Hard to imagine getting rejection mail from spinach? It's possible.
Scientists at Massachusetts Institute of Technology (MIT) have developed a way to send emails from spinach plants with chemical signals. However, this technology is formulated to warn potential environmental changes, not personal emails.
Electronic sensors are placed on the plant using nanotechnology, which will help the spinach roots detect explosive chemicals, nitroaromatics from the underground. The plant then signals the infrared camera, which sends an email alert to the scientists.
According to a study published in the journal Nature Materials in 2016, this technological experiment, also called Plant Nanobionics, includes placing electronic components into plants and making them effective communication systems.
"This is a novel demonstration of how we have overcome the plant-human communication barrier," Michael Strano, lead researcher, told Euronews. He added that plants are very environmentally responsive and can detect small soil and water changes.

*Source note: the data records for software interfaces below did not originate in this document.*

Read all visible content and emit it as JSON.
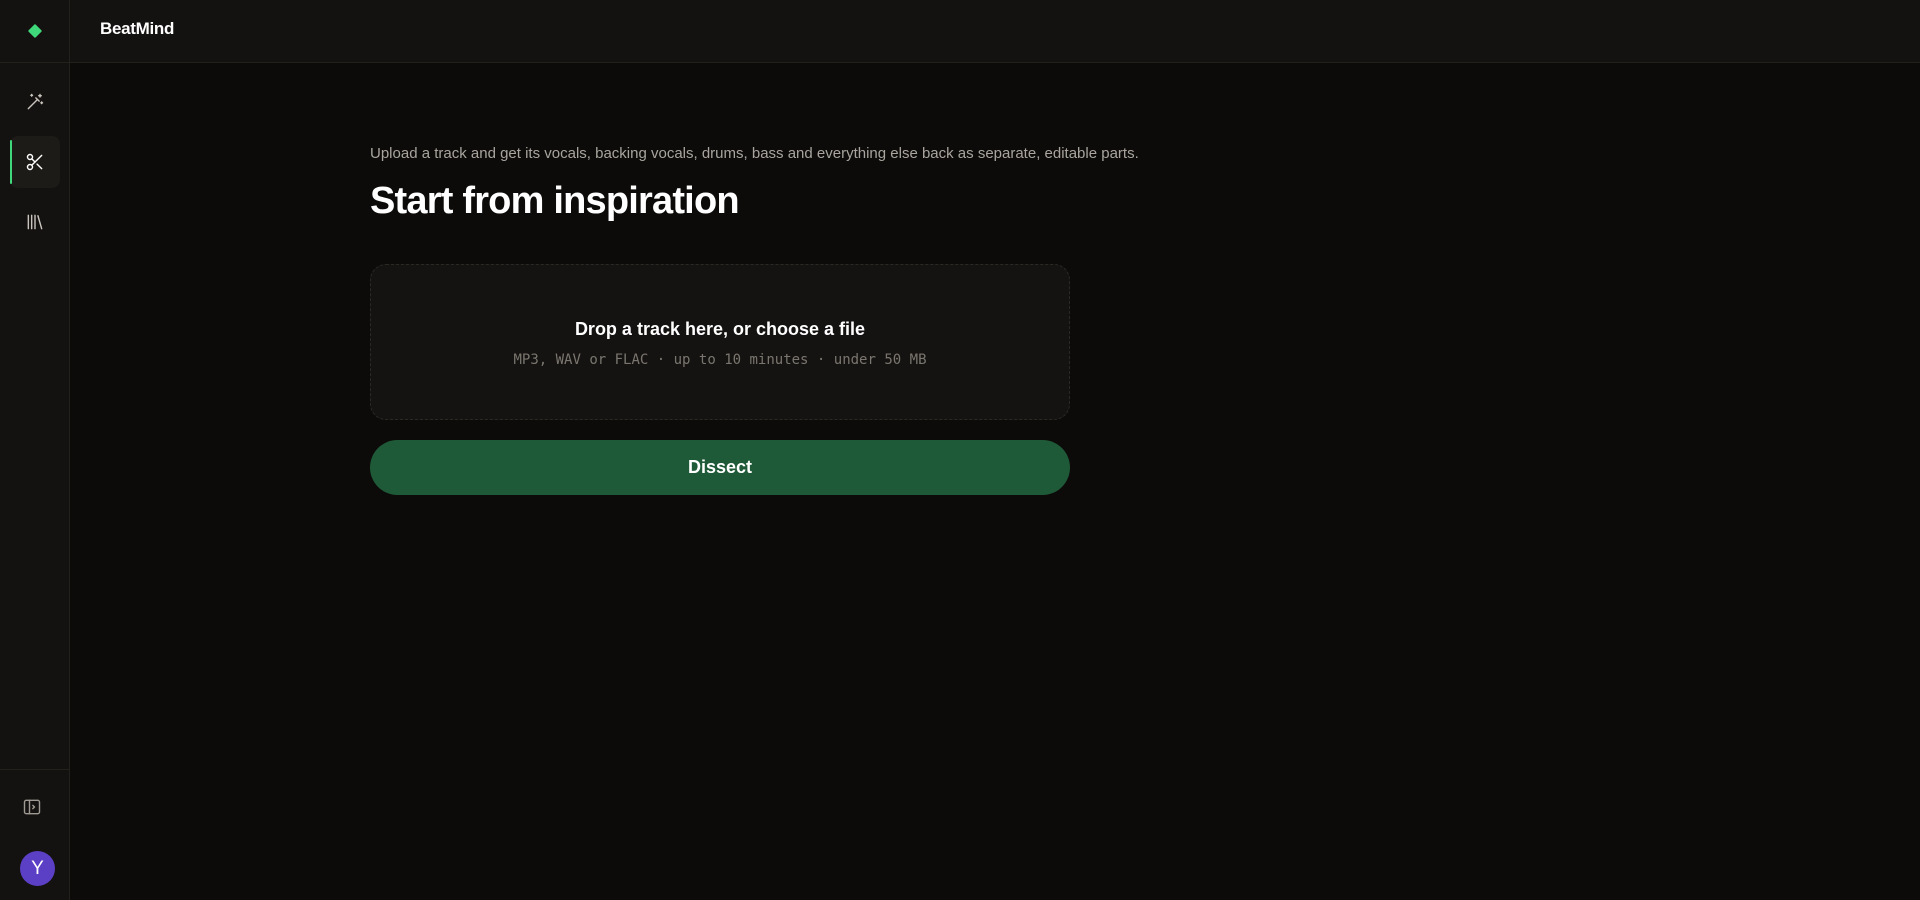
{
  "app": {
    "title": "BeatMind",
    "accent_color": "#3fd87a",
    "button_color": "#1f5a38",
    "avatar_color": "#5b3fc4"
  },
  "sidebar": {
    "logo_icon": "diamond-icon",
    "items": [
      {
        "name": "magic-wand-icon",
        "active": false
      },
      {
        "name": "scissors-icon",
        "active": true
      },
      {
        "name": "library-icon",
        "active": false
      }
    ],
    "toggle_icon": "sidebar-toggle-icon",
    "avatar_initial": "Y"
  },
  "main": {
    "subtitle": "Upload a track and get its vocals, backing vocals, drums, bass and everything else back as separate, editable parts.",
    "title": "Start from inspiration",
    "dropzone": {
      "title": "Drop a track here, or choose a file",
      "hint": "MP3, WAV or FLAC · up to 10 minutes · under 50 MB"
    },
    "action_label": "Dissect"
  }
}
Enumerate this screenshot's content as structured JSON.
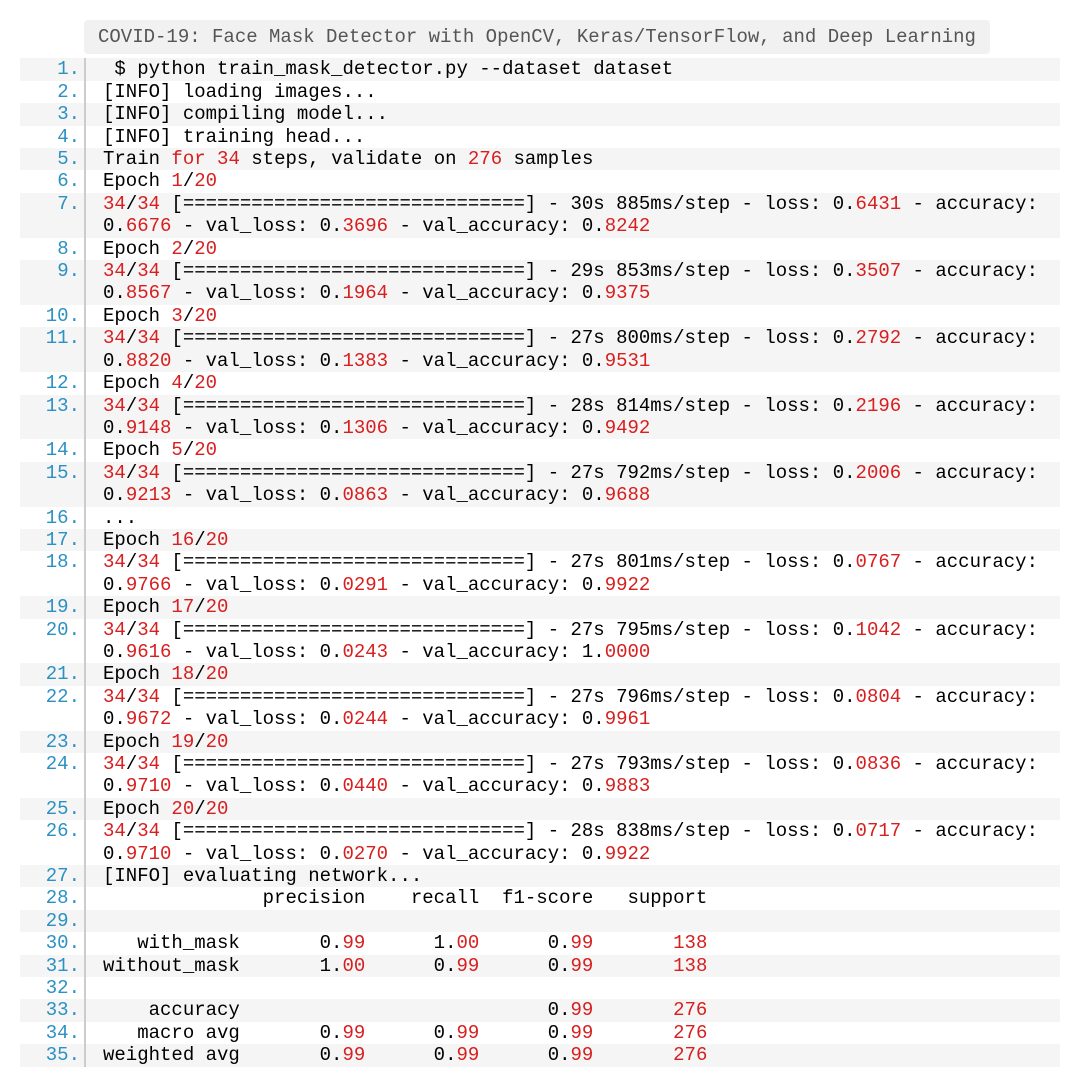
{
  "title": "COVID-19: Face Mask Detector with OpenCV, Keras/TensorFlow, and Deep Learning",
  "lines": [
    {
      "n": "1.",
      "tokens": [
        [
          " $ python train_mask_detector.py --dataset dataset",
          0
        ]
      ]
    },
    {
      "n": "2.",
      "tokens": [
        [
          "[INFO] loading images...",
          0
        ]
      ]
    },
    {
      "n": "3.",
      "tokens": [
        [
          "[INFO] compiling model...",
          0
        ]
      ]
    },
    {
      "n": "4.",
      "tokens": [
        [
          "[INFO] training head...",
          0
        ]
      ]
    },
    {
      "n": "5.",
      "tokens": [
        [
          "Train ",
          0
        ],
        [
          "for",
          1
        ],
        [
          " ",
          0
        ],
        [
          "34",
          1
        ],
        [
          " steps, validate on ",
          0
        ],
        [
          "276",
          1
        ],
        [
          " samples",
          0
        ]
      ]
    },
    {
      "n": "6.",
      "tokens": [
        [
          "Epoch ",
          0
        ],
        [
          "1",
          1
        ],
        [
          "/",
          0
        ],
        [
          "20",
          1
        ]
      ]
    },
    {
      "n": "7.",
      "tokens": [
        [
          "34",
          1
        ],
        [
          "/",
          0
        ],
        [
          "34",
          1
        ],
        [
          " [==============================] - 30s 885ms/step - loss: 0.",
          0
        ],
        [
          "6431",
          1
        ],
        [
          " - accuracy: 0.",
          0
        ],
        [
          "6676",
          1
        ],
        [
          " - val_loss: 0.",
          0
        ],
        [
          "3696",
          1
        ],
        [
          " - val_accuracy: 0.",
          0
        ],
        [
          "8242",
          1
        ]
      ]
    },
    {
      "n": "8.",
      "tokens": [
        [
          "Epoch ",
          0
        ],
        [
          "2",
          1
        ],
        [
          "/",
          0
        ],
        [
          "20",
          1
        ]
      ]
    },
    {
      "n": "9.",
      "tokens": [
        [
          "34",
          1
        ],
        [
          "/",
          0
        ],
        [
          "34",
          1
        ],
        [
          " [==============================] - 29s 853ms/step - loss: 0.",
          0
        ],
        [
          "3507",
          1
        ],
        [
          " - accuracy: 0.",
          0
        ],
        [
          "8567",
          1
        ],
        [
          " - val_loss: 0.",
          0
        ],
        [
          "1964",
          1
        ],
        [
          " - val_accuracy: 0.",
          0
        ],
        [
          "9375",
          1
        ]
      ]
    },
    {
      "n": "10.",
      "tokens": [
        [
          "Epoch ",
          0
        ],
        [
          "3",
          1
        ],
        [
          "/",
          0
        ],
        [
          "20",
          1
        ]
      ]
    },
    {
      "n": "11.",
      "tokens": [
        [
          "34",
          1
        ],
        [
          "/",
          0
        ],
        [
          "34",
          1
        ],
        [
          " [==============================] - 27s 800ms/step - loss: 0.",
          0
        ],
        [
          "2792",
          1
        ],
        [
          " - accuracy: 0.",
          0
        ],
        [
          "8820",
          1
        ],
        [
          " - val_loss: 0.",
          0
        ],
        [
          "1383",
          1
        ],
        [
          " - val_accuracy: 0.",
          0
        ],
        [
          "9531",
          1
        ]
      ]
    },
    {
      "n": "12.",
      "tokens": [
        [
          "Epoch ",
          0
        ],
        [
          "4",
          1
        ],
        [
          "/",
          0
        ],
        [
          "20",
          1
        ]
      ]
    },
    {
      "n": "13.",
      "tokens": [
        [
          "34",
          1
        ],
        [
          "/",
          0
        ],
        [
          "34",
          1
        ],
        [
          " [==============================] - 28s 814ms/step - loss: 0.",
          0
        ],
        [
          "2196",
          1
        ],
        [
          " - accuracy: 0.",
          0
        ],
        [
          "9148",
          1
        ],
        [
          " - val_loss: 0.",
          0
        ],
        [
          "1306",
          1
        ],
        [
          " - val_accuracy: 0.",
          0
        ],
        [
          "9492",
          1
        ]
      ]
    },
    {
      "n": "14.",
      "tokens": [
        [
          "Epoch ",
          0
        ],
        [
          "5",
          1
        ],
        [
          "/",
          0
        ],
        [
          "20",
          1
        ]
      ]
    },
    {
      "n": "15.",
      "tokens": [
        [
          "34",
          1
        ],
        [
          "/",
          0
        ],
        [
          "34",
          1
        ],
        [
          " [==============================] - 27s 792ms/step - loss: 0.",
          0
        ],
        [
          "2006",
          1
        ],
        [
          " - accuracy: 0.",
          0
        ],
        [
          "9213",
          1
        ],
        [
          " - val_loss: 0.",
          0
        ],
        [
          "0863",
          1
        ],
        [
          " - val_accuracy: 0.",
          0
        ],
        [
          "9688",
          1
        ]
      ]
    },
    {
      "n": "16.",
      "tokens": [
        [
          "...",
          0
        ]
      ]
    },
    {
      "n": "17.",
      "tokens": [
        [
          "Epoch ",
          0
        ],
        [
          "16",
          1
        ],
        [
          "/",
          0
        ],
        [
          "20",
          1
        ]
      ]
    },
    {
      "n": "18.",
      "tokens": [
        [
          "34",
          1
        ],
        [
          "/",
          0
        ],
        [
          "34",
          1
        ],
        [
          " [==============================] - 27s 801ms/step - loss: 0.",
          0
        ],
        [
          "0767",
          1
        ],
        [
          " - accuracy: 0.",
          0
        ],
        [
          "9766",
          1
        ],
        [
          " - val_loss: 0.",
          0
        ],
        [
          "0291",
          1
        ],
        [
          " - val_accuracy: 0.",
          0
        ],
        [
          "9922",
          1
        ]
      ]
    },
    {
      "n": "19.",
      "tokens": [
        [
          "Epoch ",
          0
        ],
        [
          "17",
          1
        ],
        [
          "/",
          0
        ],
        [
          "20",
          1
        ]
      ]
    },
    {
      "n": "20.",
      "tokens": [
        [
          "34",
          1
        ],
        [
          "/",
          0
        ],
        [
          "34",
          1
        ],
        [
          " [==============================] - 27s 795ms/step - loss: 0.",
          0
        ],
        [
          "1042",
          1
        ],
        [
          " - accuracy: 0.",
          0
        ],
        [
          "9616",
          1
        ],
        [
          " - val_loss: 0.",
          0
        ],
        [
          "0243",
          1
        ],
        [
          " - val_accuracy: 1.",
          0
        ],
        [
          "0000",
          1
        ]
      ]
    },
    {
      "n": "21.",
      "tokens": [
        [
          "Epoch ",
          0
        ],
        [
          "18",
          1
        ],
        [
          "/",
          0
        ],
        [
          "20",
          1
        ]
      ]
    },
    {
      "n": "22.",
      "tokens": [
        [
          "34",
          1
        ],
        [
          "/",
          0
        ],
        [
          "34",
          1
        ],
        [
          " [==============================] - 27s 796ms/step - loss: 0.",
          0
        ],
        [
          "0804",
          1
        ],
        [
          " - accuracy: 0.",
          0
        ],
        [
          "9672",
          1
        ],
        [
          " - val_loss: 0.",
          0
        ],
        [
          "0244",
          1
        ],
        [
          " - val_accuracy: 0.",
          0
        ],
        [
          "9961",
          1
        ]
      ]
    },
    {
      "n": "23.",
      "tokens": [
        [
          "Epoch ",
          0
        ],
        [
          "19",
          1
        ],
        [
          "/",
          0
        ],
        [
          "20",
          1
        ]
      ]
    },
    {
      "n": "24.",
      "tokens": [
        [
          "34",
          1
        ],
        [
          "/",
          0
        ],
        [
          "34",
          1
        ],
        [
          " [==============================] - 27s 793ms/step - loss: 0.",
          0
        ],
        [
          "0836",
          1
        ],
        [
          " - accuracy: 0.",
          0
        ],
        [
          "9710",
          1
        ],
        [
          " - val_loss: 0.",
          0
        ],
        [
          "0440",
          1
        ],
        [
          " - val_accuracy: 0.",
          0
        ],
        [
          "9883",
          1
        ]
      ]
    },
    {
      "n": "25.",
      "tokens": [
        [
          "Epoch ",
          0
        ],
        [
          "20",
          1
        ],
        [
          "/",
          0
        ],
        [
          "20",
          1
        ]
      ]
    },
    {
      "n": "26.",
      "tokens": [
        [
          "34",
          1
        ],
        [
          "/",
          0
        ],
        [
          "34",
          1
        ],
        [
          " [==============================] - 28s 838ms/step - loss: 0.",
          0
        ],
        [
          "0717",
          1
        ],
        [
          " - accuracy: 0.",
          0
        ],
        [
          "9710",
          1
        ],
        [
          " - val_loss: 0.",
          0
        ],
        [
          "0270",
          1
        ],
        [
          " - val_accuracy: 0.",
          0
        ],
        [
          "9922",
          1
        ]
      ]
    },
    {
      "n": "27.",
      "tokens": [
        [
          "[INFO] evaluating network...",
          0
        ]
      ]
    },
    {
      "n": "28.",
      "tokens": [
        [
          "              precision    recall  f1-score   support",
          0
        ]
      ]
    },
    {
      "n": "29.",
      "tokens": [
        [
          " ",
          0
        ]
      ]
    },
    {
      "n": "30.",
      "tokens": [
        [
          "   with_mask       0.",
          0
        ],
        [
          "99",
          1
        ],
        [
          "      1.",
          0
        ],
        [
          "00",
          1
        ],
        [
          "      0.",
          0
        ],
        [
          "99",
          1
        ],
        [
          "       ",
          0
        ],
        [
          "138",
          1
        ]
      ]
    },
    {
      "n": "31.",
      "tokens": [
        [
          "without_mask       1.",
          0
        ],
        [
          "00",
          1
        ],
        [
          "      0.",
          0
        ],
        [
          "99",
          1
        ],
        [
          "      0.",
          0
        ],
        [
          "99",
          1
        ],
        [
          "       ",
          0
        ],
        [
          "138",
          1
        ]
      ]
    },
    {
      "n": "32.",
      "tokens": [
        [
          " ",
          0
        ]
      ]
    },
    {
      "n": "33.",
      "tokens": [
        [
          "    accuracy                           0.",
          0
        ],
        [
          "99",
          1
        ],
        [
          "       ",
          0
        ],
        [
          "276",
          1
        ]
      ]
    },
    {
      "n": "34.",
      "tokens": [
        [
          "   macro avg       0.",
          0
        ],
        [
          "99",
          1
        ],
        [
          "      0.",
          0
        ],
        [
          "99",
          1
        ],
        [
          "      0.",
          0
        ],
        [
          "99",
          1
        ],
        [
          "       ",
          0
        ],
        [
          "276",
          1
        ]
      ]
    },
    {
      "n": "35.",
      "tokens": [
        [
          "weighted avg       0.",
          0
        ],
        [
          "99",
          1
        ],
        [
          "      0.",
          0
        ],
        [
          "99",
          1
        ],
        [
          "      0.",
          0
        ],
        [
          "99",
          1
        ],
        [
          "       ",
          0
        ],
        [
          "276",
          1
        ]
      ]
    }
  ]
}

Titled "Nitroaromatic detection and infrared communication from wild-type plants using Plant Nanobionics," the study created an uproar on social media with netizens trolling over the idea when Euronews featured it last week.